[Records excerpted from a collection]
....
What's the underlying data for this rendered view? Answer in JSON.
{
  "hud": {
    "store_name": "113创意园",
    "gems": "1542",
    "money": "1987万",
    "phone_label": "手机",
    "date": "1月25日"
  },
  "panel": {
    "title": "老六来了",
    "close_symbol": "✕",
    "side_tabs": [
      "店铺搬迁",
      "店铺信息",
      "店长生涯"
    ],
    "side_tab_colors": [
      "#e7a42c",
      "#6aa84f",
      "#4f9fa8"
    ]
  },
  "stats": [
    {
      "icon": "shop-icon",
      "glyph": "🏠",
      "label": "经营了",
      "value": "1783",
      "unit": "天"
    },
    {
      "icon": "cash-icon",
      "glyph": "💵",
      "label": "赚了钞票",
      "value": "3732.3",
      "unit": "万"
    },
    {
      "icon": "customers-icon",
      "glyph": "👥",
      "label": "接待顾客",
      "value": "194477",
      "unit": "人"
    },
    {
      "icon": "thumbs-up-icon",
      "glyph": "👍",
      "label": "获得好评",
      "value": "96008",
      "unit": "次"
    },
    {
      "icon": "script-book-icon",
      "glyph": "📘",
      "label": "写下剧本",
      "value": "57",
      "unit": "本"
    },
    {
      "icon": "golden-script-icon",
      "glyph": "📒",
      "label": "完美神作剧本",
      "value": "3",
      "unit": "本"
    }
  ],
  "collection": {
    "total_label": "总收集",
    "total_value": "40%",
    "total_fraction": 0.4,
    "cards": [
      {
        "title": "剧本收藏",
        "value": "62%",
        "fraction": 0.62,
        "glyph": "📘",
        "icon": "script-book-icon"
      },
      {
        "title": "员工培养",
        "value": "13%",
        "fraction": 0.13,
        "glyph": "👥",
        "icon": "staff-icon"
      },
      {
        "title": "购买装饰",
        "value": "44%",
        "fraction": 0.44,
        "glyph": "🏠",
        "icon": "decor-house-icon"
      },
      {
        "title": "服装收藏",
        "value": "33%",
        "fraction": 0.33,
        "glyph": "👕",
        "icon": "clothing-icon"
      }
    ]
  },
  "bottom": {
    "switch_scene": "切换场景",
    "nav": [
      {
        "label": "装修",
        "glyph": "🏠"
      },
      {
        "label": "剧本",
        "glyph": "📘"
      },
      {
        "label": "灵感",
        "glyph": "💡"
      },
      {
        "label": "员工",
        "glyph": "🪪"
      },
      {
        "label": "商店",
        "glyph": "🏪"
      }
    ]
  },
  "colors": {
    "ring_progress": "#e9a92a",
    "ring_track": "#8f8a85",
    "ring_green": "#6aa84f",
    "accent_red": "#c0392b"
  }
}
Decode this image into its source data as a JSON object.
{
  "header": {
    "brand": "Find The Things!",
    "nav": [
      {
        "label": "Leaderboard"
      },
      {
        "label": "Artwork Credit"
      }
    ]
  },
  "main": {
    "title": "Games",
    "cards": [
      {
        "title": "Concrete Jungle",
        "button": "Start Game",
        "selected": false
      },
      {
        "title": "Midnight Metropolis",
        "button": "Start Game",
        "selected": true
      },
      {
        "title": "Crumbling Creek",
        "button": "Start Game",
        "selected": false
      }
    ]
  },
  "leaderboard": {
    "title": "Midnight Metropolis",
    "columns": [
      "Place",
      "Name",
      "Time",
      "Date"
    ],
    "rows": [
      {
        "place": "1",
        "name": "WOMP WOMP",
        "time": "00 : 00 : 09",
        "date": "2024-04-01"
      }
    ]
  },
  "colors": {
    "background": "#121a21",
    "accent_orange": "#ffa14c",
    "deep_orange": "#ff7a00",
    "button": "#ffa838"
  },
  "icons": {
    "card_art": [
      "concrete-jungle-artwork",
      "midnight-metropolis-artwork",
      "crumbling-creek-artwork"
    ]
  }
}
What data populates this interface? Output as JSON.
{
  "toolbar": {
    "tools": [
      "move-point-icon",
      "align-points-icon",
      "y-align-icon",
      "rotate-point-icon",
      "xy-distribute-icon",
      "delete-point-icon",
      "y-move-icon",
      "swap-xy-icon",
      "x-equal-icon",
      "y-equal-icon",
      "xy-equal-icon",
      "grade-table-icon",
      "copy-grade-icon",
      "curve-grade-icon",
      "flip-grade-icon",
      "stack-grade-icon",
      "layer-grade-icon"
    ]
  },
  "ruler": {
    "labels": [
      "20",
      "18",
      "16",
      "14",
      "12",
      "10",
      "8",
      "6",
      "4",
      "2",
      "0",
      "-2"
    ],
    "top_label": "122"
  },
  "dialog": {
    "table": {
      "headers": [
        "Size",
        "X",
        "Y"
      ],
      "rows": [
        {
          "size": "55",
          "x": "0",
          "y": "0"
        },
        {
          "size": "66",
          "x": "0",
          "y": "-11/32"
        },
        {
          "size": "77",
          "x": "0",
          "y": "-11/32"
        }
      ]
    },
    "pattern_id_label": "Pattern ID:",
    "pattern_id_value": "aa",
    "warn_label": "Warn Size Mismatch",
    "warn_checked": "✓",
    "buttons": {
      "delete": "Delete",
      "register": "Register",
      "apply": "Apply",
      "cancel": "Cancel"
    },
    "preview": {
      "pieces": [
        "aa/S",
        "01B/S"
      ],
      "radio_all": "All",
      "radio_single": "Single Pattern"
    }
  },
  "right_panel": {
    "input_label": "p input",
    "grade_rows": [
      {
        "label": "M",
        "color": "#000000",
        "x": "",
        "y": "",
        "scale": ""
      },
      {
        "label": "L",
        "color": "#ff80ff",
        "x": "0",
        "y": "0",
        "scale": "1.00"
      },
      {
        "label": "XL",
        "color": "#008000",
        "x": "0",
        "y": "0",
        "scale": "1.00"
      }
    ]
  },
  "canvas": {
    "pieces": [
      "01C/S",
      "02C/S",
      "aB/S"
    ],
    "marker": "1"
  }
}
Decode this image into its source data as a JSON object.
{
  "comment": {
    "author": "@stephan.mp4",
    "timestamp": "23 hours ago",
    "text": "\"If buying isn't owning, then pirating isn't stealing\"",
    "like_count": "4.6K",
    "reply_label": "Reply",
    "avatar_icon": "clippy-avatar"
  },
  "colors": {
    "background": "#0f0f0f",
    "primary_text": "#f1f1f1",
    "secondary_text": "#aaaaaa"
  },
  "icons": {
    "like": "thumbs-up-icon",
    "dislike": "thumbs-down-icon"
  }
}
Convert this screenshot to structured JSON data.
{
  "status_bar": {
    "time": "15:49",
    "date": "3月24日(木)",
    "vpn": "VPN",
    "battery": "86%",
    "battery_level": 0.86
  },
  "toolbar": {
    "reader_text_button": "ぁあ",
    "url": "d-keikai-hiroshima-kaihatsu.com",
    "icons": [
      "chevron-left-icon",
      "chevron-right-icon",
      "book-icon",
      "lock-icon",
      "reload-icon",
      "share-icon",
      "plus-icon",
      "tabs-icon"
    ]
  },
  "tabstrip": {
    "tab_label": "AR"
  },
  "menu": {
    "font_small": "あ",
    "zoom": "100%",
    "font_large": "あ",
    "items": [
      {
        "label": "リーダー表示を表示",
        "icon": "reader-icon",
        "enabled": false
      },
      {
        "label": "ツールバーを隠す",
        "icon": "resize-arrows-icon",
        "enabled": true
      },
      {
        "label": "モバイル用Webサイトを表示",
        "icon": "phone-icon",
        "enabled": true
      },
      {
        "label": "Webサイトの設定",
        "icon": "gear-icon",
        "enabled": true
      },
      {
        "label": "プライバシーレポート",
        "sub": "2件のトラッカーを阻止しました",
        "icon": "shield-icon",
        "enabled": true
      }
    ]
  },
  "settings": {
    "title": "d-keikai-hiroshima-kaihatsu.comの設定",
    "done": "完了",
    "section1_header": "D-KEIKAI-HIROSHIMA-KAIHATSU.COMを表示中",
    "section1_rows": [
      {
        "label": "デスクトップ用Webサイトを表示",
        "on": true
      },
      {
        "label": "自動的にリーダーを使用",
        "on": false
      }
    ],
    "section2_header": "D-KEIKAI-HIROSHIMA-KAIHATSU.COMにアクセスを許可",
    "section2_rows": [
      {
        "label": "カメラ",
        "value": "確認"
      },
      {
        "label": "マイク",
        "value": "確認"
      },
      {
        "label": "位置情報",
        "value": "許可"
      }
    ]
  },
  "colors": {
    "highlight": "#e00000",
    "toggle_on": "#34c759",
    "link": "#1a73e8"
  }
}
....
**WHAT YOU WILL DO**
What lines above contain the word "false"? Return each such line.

**EXPECTED ANSWER**
        "selected": false
        "selected": false
        "enabled": false
        "on": false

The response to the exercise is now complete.